■ Data for the task:
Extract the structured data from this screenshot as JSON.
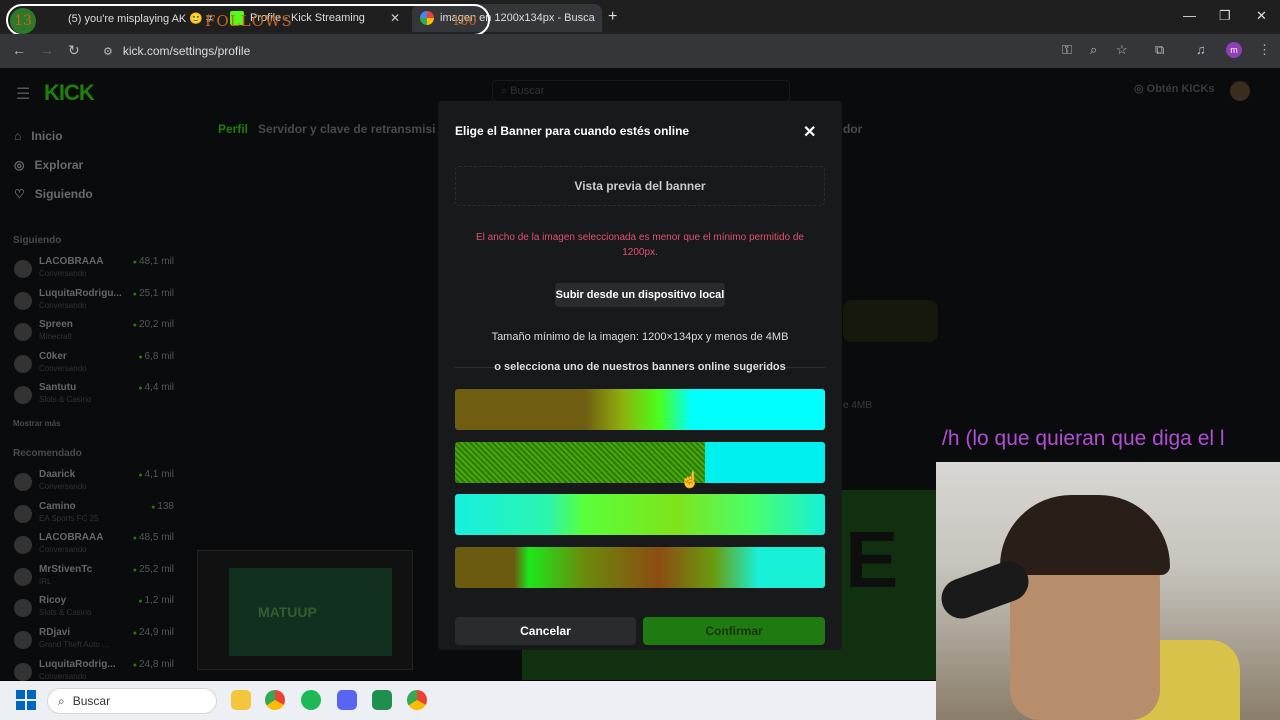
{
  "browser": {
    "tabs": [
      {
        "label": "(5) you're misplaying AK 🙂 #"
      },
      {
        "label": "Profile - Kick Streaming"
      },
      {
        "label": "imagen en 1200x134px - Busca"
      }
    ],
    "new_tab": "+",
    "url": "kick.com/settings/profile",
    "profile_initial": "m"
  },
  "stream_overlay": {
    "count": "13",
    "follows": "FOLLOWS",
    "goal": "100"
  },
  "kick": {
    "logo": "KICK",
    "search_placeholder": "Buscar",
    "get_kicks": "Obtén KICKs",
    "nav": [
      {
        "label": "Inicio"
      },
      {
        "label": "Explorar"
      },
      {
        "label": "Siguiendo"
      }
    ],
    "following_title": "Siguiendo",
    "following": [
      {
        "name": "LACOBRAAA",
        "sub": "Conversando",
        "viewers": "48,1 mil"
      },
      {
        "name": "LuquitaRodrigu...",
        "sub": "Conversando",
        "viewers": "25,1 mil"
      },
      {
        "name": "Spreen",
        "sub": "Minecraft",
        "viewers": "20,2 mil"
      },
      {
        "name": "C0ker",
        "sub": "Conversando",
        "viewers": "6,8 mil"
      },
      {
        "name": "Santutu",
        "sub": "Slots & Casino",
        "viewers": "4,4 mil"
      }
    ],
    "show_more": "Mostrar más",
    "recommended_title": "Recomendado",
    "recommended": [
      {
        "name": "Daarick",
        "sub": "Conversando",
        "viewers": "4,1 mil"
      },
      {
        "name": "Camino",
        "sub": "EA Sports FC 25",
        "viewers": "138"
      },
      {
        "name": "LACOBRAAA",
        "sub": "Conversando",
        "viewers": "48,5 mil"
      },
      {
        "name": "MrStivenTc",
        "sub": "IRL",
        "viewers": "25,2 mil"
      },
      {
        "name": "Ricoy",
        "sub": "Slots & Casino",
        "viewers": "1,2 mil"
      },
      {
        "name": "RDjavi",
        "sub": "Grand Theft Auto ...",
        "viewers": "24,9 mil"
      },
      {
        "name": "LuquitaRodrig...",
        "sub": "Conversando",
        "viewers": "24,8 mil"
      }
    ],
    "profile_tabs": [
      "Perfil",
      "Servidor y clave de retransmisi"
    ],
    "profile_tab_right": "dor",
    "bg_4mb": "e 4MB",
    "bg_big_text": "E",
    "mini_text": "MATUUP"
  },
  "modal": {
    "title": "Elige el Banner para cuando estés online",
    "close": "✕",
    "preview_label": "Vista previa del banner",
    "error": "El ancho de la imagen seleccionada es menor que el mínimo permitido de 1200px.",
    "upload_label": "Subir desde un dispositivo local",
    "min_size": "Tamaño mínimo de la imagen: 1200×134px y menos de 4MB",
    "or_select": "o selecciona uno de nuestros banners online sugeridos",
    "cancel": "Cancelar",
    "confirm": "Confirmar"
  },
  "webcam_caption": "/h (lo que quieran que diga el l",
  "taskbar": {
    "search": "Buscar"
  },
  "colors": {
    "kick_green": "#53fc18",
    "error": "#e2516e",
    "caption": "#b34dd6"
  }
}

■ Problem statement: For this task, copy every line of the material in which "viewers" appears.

■ Exercise response:
        "viewers": "48,1 mil"
        "viewers": "25,1 mil"
        "viewers": "20,2 mil"
        "viewers": "6,8 mil"
        "viewers": "4,4 mil"
        "viewers": "4,1 mil"
        "viewers": "138"
        "viewers": "48,5 mil"
        "viewers": "25,2 mil"
        "viewers": "1,2 mil"
        "viewers": "24,9 mil"
        "viewers": "24,8 mil"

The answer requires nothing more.